How to Brush Your Cat’s Teeth in 4 Easy Steps
17 February, 2015
We know how hard it can be to cut our cat’s nails which takes timing and dexterity. The same applies for brushing your cat’s teeth if not done correctly. Some cats don’t mind it, while others run for the hills (or underneath your bed). However, it’s very important to brush your cat’s teeth on a regular basis as it will improve your kitty’s overall dental health.
It’s best to start brushing your cat’s teeth when they are kittens so they can get used to it. If your cat is an adult, it won’t be as easy, but certainly worth trying as some adult cats don’t mind it.
Brushing your cat’s teeth can prevent dental issues
Most cats over the age of three have some kind of dental problem. By the time they are eight years old, the majority of cats are in need of dental work at the vets. By the time they’re in their teens, pretty much all cats need dental work including extractions! You should have your cat’s teeth checked by a vet if they haven’t been in the last year, and don’t be horrified if your cat needs dental work. It is common in both cats and dogs.
Your Cat’s Tooth-Brushing Essentials
All you’ need to brush your cat’s teeth are cotton swabs and a small toothbrush and tube of toothpaste specifically formulated for felines. You can also use salt and water. Ask your vet to suggest the brushing supplies that he or she trusts and never use toothpaste designed for people as the ingredients can be unhealthy for your cat.

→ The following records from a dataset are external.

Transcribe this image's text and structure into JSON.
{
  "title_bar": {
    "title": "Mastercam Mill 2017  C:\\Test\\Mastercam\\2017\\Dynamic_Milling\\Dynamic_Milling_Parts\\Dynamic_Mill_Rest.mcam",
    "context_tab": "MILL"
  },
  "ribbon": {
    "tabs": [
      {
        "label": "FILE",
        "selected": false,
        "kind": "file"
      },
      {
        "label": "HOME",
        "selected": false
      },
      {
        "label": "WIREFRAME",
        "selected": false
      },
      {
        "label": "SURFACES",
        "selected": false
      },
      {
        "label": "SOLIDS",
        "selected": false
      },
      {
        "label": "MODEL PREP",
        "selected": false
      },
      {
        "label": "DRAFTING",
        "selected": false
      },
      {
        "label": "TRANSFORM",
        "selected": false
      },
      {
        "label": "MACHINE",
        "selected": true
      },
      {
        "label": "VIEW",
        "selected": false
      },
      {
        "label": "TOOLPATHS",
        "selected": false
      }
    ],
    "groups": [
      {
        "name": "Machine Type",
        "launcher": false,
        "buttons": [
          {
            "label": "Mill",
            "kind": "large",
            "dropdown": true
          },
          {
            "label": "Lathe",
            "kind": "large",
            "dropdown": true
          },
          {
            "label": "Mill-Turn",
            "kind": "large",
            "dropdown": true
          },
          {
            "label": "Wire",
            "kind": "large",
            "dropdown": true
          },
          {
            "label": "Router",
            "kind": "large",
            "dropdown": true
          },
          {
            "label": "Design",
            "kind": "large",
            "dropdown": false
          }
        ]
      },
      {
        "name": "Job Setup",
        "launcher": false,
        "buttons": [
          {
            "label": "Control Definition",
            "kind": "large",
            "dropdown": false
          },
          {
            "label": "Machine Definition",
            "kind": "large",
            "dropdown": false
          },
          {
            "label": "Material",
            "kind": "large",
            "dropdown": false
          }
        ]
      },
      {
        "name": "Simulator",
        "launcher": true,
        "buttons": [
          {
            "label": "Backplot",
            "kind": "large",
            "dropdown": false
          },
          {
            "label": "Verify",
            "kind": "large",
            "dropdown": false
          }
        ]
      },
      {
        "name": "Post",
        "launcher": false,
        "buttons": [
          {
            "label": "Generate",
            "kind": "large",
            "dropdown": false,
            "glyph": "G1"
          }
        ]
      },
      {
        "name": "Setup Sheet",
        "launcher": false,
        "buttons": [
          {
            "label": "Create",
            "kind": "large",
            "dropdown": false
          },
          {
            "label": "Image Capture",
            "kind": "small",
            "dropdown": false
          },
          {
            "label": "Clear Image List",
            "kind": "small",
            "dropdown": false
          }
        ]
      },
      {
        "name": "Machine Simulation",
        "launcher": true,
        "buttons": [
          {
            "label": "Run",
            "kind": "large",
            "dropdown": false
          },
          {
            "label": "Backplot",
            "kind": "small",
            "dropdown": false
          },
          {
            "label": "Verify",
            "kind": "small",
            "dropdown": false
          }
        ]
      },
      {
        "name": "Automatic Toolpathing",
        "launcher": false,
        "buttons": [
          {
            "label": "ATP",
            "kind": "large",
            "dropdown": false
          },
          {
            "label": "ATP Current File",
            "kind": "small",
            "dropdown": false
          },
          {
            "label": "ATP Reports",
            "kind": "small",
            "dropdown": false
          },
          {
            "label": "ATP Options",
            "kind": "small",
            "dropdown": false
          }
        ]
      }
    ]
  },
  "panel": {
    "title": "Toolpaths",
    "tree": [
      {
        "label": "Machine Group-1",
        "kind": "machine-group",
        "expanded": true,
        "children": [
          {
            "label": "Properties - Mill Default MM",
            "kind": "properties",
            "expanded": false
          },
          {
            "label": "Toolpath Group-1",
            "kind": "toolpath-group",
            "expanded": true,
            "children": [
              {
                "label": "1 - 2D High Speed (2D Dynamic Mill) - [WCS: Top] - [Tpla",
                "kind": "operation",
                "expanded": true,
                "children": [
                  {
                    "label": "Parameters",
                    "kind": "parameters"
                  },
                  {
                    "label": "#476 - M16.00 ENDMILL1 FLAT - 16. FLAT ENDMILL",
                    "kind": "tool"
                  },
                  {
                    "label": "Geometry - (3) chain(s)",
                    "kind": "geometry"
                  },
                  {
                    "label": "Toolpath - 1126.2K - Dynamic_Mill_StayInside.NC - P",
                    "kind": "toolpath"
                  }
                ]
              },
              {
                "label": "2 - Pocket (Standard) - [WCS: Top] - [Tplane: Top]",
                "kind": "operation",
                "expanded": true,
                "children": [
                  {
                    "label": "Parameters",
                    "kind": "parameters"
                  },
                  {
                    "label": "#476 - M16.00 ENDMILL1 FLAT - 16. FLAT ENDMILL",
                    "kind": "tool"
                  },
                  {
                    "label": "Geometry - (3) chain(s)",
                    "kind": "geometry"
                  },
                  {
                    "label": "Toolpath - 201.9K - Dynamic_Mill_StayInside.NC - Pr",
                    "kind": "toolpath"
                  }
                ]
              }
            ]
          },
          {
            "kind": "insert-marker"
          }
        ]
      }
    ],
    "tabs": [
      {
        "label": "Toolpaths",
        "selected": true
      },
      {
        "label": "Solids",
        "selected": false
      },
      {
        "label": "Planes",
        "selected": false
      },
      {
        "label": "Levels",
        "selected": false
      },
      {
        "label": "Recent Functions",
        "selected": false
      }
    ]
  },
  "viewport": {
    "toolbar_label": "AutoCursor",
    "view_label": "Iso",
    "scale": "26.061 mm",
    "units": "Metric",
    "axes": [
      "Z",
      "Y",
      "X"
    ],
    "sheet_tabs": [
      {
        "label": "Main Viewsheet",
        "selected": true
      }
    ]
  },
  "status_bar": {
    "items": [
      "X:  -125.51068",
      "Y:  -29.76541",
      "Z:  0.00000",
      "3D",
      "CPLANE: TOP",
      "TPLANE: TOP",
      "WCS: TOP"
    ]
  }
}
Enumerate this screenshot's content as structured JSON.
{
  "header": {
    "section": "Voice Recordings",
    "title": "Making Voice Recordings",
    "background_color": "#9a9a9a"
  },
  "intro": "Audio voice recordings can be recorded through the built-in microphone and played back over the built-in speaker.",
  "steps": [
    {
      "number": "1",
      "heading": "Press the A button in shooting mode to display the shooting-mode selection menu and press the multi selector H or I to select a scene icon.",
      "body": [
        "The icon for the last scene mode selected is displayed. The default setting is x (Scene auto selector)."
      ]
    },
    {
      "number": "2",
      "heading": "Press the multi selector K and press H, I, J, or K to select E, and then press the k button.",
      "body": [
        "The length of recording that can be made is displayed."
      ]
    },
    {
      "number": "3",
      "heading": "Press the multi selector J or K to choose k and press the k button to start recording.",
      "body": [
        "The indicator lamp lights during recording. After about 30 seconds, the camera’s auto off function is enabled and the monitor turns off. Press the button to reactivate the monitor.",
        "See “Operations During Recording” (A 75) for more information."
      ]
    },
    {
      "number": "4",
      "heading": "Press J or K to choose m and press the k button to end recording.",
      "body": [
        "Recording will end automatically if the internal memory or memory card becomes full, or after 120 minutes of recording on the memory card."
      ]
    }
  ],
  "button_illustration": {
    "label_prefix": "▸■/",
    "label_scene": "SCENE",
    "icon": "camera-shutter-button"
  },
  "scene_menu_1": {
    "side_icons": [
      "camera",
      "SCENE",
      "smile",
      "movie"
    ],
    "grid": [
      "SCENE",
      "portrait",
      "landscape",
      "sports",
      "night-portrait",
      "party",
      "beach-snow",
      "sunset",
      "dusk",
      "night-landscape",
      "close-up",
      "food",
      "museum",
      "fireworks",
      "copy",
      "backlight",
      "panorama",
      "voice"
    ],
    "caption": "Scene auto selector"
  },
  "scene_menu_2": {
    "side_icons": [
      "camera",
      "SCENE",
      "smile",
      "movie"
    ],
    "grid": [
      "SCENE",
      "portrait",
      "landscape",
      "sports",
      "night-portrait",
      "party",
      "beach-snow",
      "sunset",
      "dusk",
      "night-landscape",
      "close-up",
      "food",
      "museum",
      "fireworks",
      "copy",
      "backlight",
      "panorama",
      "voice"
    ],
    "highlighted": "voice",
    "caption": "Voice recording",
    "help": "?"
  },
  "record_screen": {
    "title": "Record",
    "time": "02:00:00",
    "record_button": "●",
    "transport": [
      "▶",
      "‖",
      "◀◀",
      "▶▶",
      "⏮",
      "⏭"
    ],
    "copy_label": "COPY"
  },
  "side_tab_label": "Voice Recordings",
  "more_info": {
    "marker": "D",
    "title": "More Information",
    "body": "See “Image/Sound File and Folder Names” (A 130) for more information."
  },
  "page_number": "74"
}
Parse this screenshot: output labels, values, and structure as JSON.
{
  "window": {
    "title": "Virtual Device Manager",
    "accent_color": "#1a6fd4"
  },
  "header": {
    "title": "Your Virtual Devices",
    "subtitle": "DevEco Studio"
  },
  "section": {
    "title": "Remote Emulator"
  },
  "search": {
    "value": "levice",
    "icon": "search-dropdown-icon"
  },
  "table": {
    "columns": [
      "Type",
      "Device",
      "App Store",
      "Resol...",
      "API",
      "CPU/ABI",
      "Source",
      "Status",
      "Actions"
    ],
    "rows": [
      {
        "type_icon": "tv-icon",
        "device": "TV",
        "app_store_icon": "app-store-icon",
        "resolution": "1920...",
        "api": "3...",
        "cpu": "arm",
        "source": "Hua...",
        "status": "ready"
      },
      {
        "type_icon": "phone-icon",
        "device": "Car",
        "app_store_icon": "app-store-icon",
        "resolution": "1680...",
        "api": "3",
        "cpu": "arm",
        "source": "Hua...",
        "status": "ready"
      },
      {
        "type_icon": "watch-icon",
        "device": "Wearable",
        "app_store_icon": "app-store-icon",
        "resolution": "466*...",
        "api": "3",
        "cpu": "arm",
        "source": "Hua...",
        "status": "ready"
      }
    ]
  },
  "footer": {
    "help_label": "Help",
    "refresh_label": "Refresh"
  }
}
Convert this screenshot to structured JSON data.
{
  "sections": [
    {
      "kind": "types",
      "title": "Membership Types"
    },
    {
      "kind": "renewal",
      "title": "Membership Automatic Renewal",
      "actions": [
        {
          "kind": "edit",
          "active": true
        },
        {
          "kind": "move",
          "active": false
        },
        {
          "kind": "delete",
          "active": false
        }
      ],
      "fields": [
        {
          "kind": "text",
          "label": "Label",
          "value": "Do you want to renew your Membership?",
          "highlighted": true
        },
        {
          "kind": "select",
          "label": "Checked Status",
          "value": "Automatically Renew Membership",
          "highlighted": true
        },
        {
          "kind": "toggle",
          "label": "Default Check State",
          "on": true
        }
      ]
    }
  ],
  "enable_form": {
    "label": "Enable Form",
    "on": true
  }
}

A veterinary exam beforehand may be helpful to find out if your cat’s gums are inflamed. Many cats have mild gingivitis and brushing too hard can hurt their gums.
Below are four steps on how to brush your cat’s teeth at home:
1. First get your cat used to the idea of having her teeth brushed. Start by gently massaging your kitty’s gums with your fingers or touching a cotton swab to their gums. After a few sessions, put a little bit of cat-formulated toothpaste on her lips to get her used to the taste.
2. Next, introduce a toothbrush designed especially for cats—it will be smaller than human toothbrushes and have softer bristles. Toothbrushes that you can wear over your finger are also available and allow you to give a nice massage to your cat’s gums.
3. You don’t actually have to open up your cat’s mouth. You can pull up your kitty’s lips from the side and brush from there. You can use any small toothbrush, but one that is made for cats will be easier, particularly those ones you can put on your finger.
4. Then place your finger with the toothpaste on it against his mouth. You can graduate to using a thin washcloth or gauze wrapped around your finger to use as a brush, this is usually less foreign to a cat than a toothbrush.
Eventually, you will desensitize him to opening his mouth with one hand and using a toothbrush in the other. If your cat is squirmy or very sensitive, it could take several weeks. Otherwise, it may just be a few days especially if your kitty takes to the toothpaste.
When doing the cleaning at home, you can try to make tooth brushing a game by playing with your kitty first so you can get rid of some of his or excess energy. Then place a little bit of cat toothpaste on your finger and let him lick if off. Try this several times until he gets used to it and then move onto the above steps.
If you take the time to get your kitty used to the toothpaste first and the idea of your hands on their gums, brushing your cat’s teeth should be an easy transition. If you can do this once a week for your kitty, you will find a very good dental report from your vet!